> _Activity_
What you return must match the entries exactly, except that the pictures are gone.
Task data START
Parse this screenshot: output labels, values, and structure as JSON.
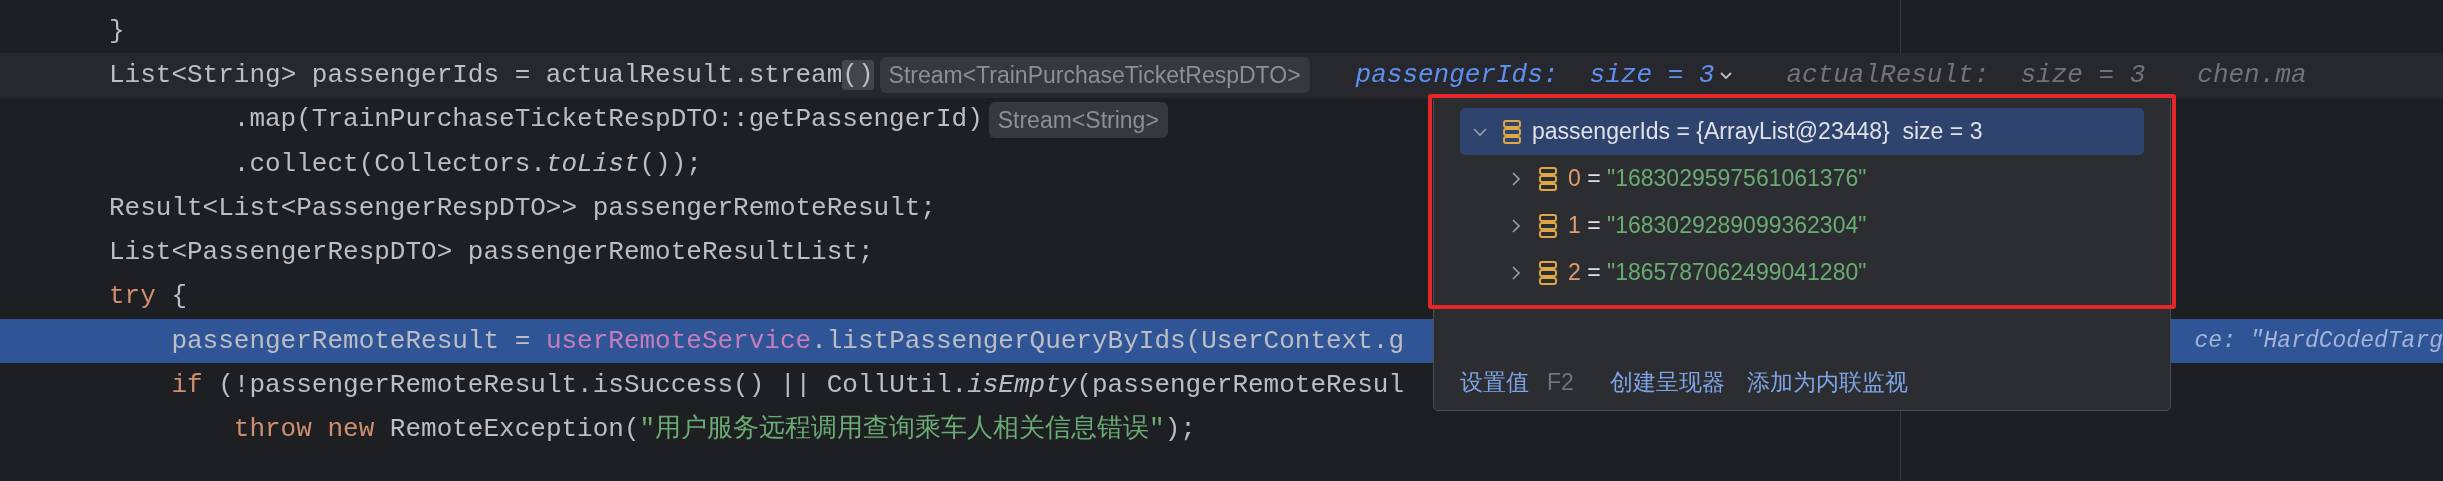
{
  "editor": {
    "lines": [
      {
        "tokens": [
          {
            "text": "}",
            "kind": "plain"
          }
        ]
      },
      {
        "tokens": [
          {
            "text": "List<String> passengerIds = actualResult.stream",
            "kind": "plain"
          },
          {
            "text": "()",
            "kind": "brace_match"
          }
        ],
        "hint": "Stream<TrainPurchaseTicketRespDTO>",
        "current": true,
        "inline_values": [
          {
            "name": "passengerIds:",
            "value": "size = 3",
            "selected": true
          },
          {
            "name": "actualResult:",
            "value": "size = 3",
            "selected": false
          },
          {
            "name": "chen.ma",
            "selected": false
          }
        ]
      },
      {
        "tokens": [
          {
            "text": "        .map(TrainPurchaseTicketRespDTO::getPassengerId)",
            "kind": "plain"
          }
        ],
        "hint": "Stream<String>"
      },
      {
        "tokens": [
          {
            "text": "        .collect(Collectors.",
            "kind": "plain"
          },
          {
            "text": "toList",
            "kind": "static"
          },
          {
            "text": "());",
            "kind": "plain"
          }
        ]
      },
      {
        "tokens": [
          {
            "text": "Result<List<PassengerRespDTO>> passengerRemoteResult;",
            "kind": "plain"
          }
        ]
      },
      {
        "tokens": [
          {
            "text": "List<PassengerRespDTO> passengerRemoteResultList;",
            "kind": "plain"
          }
        ]
      },
      {
        "tokens": [
          {
            "text": "try",
            "kind": "keyword"
          },
          {
            "text": " {",
            "kind": "plain"
          }
        ]
      },
      {
        "tokens": [
          {
            "text": "    passengerRemoteResult = ",
            "kind": "plain"
          },
          {
            "text": "userRemoteService",
            "kind": "field"
          },
          {
            "text": ".listPassengerQueryByIds(UserContext.g",
            "kind": "plain"
          }
        ],
        "execution": true,
        "trailing_value": "ce: \"HardCodedTarg"
      },
      {
        "tokens": [
          {
            "text": "    if",
            "kind": "keyword"
          },
          {
            "text": " (!passengerRemoteResult.isSuccess() || CollUtil.",
            "kind": "plain"
          },
          {
            "text": "isEmpty",
            "kind": "static"
          },
          {
            "text": "(passengerRemoteResul",
            "kind": "plain"
          }
        ]
      },
      {
        "tokens": [
          {
            "text": "        throw",
            "kind": "keyword"
          },
          {
            "text": " new",
            "kind": "keyword"
          },
          {
            "text": " RemoteException(",
            "kind": "plain"
          },
          {
            "text": "\"用户服务远程调用查询乘车人相关信息错误\"",
            "kind": "string"
          },
          {
            "text": ");",
            "kind": "plain"
          }
        ]
      }
    ]
  },
  "popup": {
    "annotated": true,
    "tree": [
      {
        "name": "passengerIds",
        "separator": "=",
        "value": "{ArrayList@23448}",
        "extra": "size = 3",
        "kind": "collection",
        "expanded": true,
        "selected": true,
        "children": [
          {
            "name": "0",
            "separator": "=",
            "value": "\"1683029597561061376\"",
            "kind": "element",
            "expanded": false,
            "selected": false
          },
          {
            "name": "1",
            "separator": "=",
            "value": "\"1683029289099362304\"",
            "kind": "element",
            "expanded": false,
            "selected": false
          },
          {
            "name": "2",
            "separator": "=",
            "value": "\"1865787062499041280\"",
            "kind": "element",
            "expanded": false,
            "selected": false
          }
        ]
      }
    ],
    "actions": [
      {
        "label": "设置值",
        "shortcut": "F2"
      },
      {
        "label": "创建呈现器"
      },
      {
        "label": "添加为内联监视"
      }
    ]
  }
}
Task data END
> _Task response_
Parse this screenshot: output labels, values, and structure as JSON.
{
  "editor": {
    "lines": [
      {
        "tokens": [
          {
            "text": "}",
            "kind": "plain"
          }
        ]
      },
      {
        "tokens": [
          {
            "text": "List<String> passengerIds = actualResult.stream",
            "kind": "plain"
          },
          {
            "text": "()",
            "kind": "brace_match"
          }
        ],
        "hint": "Stream<TrainPurchaseTicketRespDTO>",
        "current": true,
        "inline_values": [
          {
            "name": "passengerIds:",
            "value": "size = 3",
            "selected": true
          },
          {
            "name": "actualResult:",
            "value": "size = 3",
            "selected": false
          },
          {
            "name": "chen.ma",
            "selected": false
          }
        ]
      },
      {
        "tokens": [
          {
            "text": "        .map(TrainPurchaseTicketRespDTO::getPassengerId)",
            "kind": "plain"
          }
        ],
        "hint": "Stream<String>"
      },
      {
        "tokens": [
          {
            "text": "        .collect(Collectors.",
            "kind": "plain"
          },
          {
            "text": "toList",
            "kind": "static"
          },
          {
            "text": "());",
            "kind": "plain"
          }
        ]
      },
      {
        "tokens": [
          {
            "text": "Result<List<PassengerRespDTO>> passengerRemoteResult;",
            "kind": "plain"
          }
        ]
      },
      {
        "tokens": [
          {
            "text": "List<PassengerRespDTO> passengerRemoteResultList;",
            "kind": "plain"
          }
        ]
      },
      {
        "tokens": [
          {
            "text": "try",
            "kind": "keyword"
          },
          {
            "text": " {",
            "kind": "plain"
          }
        ]
      },
      {
        "tokens": [
          {
            "text": "    passengerRemoteResult = ",
            "kind": "plain"
          },
          {
            "text": "userRemoteService",
            "kind": "field"
          },
          {
            "text": ".listPassengerQueryByIds(UserContext.g",
            "kind": "plain"
          }
        ],
        "execution": true,
        "trailing_value": "ce: \"HardCodedTarg"
      },
      {
        "tokens": [
          {
            "text": "    if",
            "kind": "keyword"
          },
          {
            "text": " (!passengerRemoteResult.isSuccess() || CollUtil.",
            "kind": "plain"
          },
          {
            "text": "isEmpty",
            "kind": "static"
          },
          {
            "text": "(passengerRemoteResul",
            "kind": "plain"
          }
        ]
      },
      {
        "tokens": [
          {
            "text": "        throw",
            "kind": "keyword"
          },
          {
            "text": " new",
            "kind": "keyword"
          },
          {
            "text": " RemoteException(",
            "kind": "plain"
          },
          {
            "text": "\"用户服务远程调用查询乘车人相关信息错误\"",
            "kind": "string"
          },
          {
            "text": ");",
            "kind": "plain"
          }
        ]
      }
    ]
  },
  "popup": {
    "annotated": true,
    "tree": [
      {
        "name": "passengerIds",
        "separator": "=",
        "value": "{ArrayList@23448}",
        "extra": "size = 3",
        "kind": "collection",
        "expanded": true,
        "selected": true,
        "children": [
          {
            "name": "0",
            "separator": "=",
            "value": "\"1683029597561061376\"",
            "kind": "element",
            "expanded": false,
            "selected": false
          },
          {
            "name": "1",
            "separator": "=",
            "value": "\"1683029289099362304\"",
            "kind": "element",
            "expanded": false,
            "selected": false
          },
          {
            "name": "2",
            "separator": "=",
            "value": "\"1865787062499041280\"",
            "kind": "element",
            "expanded": false,
            "selected": false
          }
        ]
      }
    ],
    "actions": [
      {
        "label": "设置值",
        "shortcut": "F2"
      },
      {
        "label": "创建呈现器"
      },
      {
        "label": "添加为内联监视"
      }
    ]
  }
}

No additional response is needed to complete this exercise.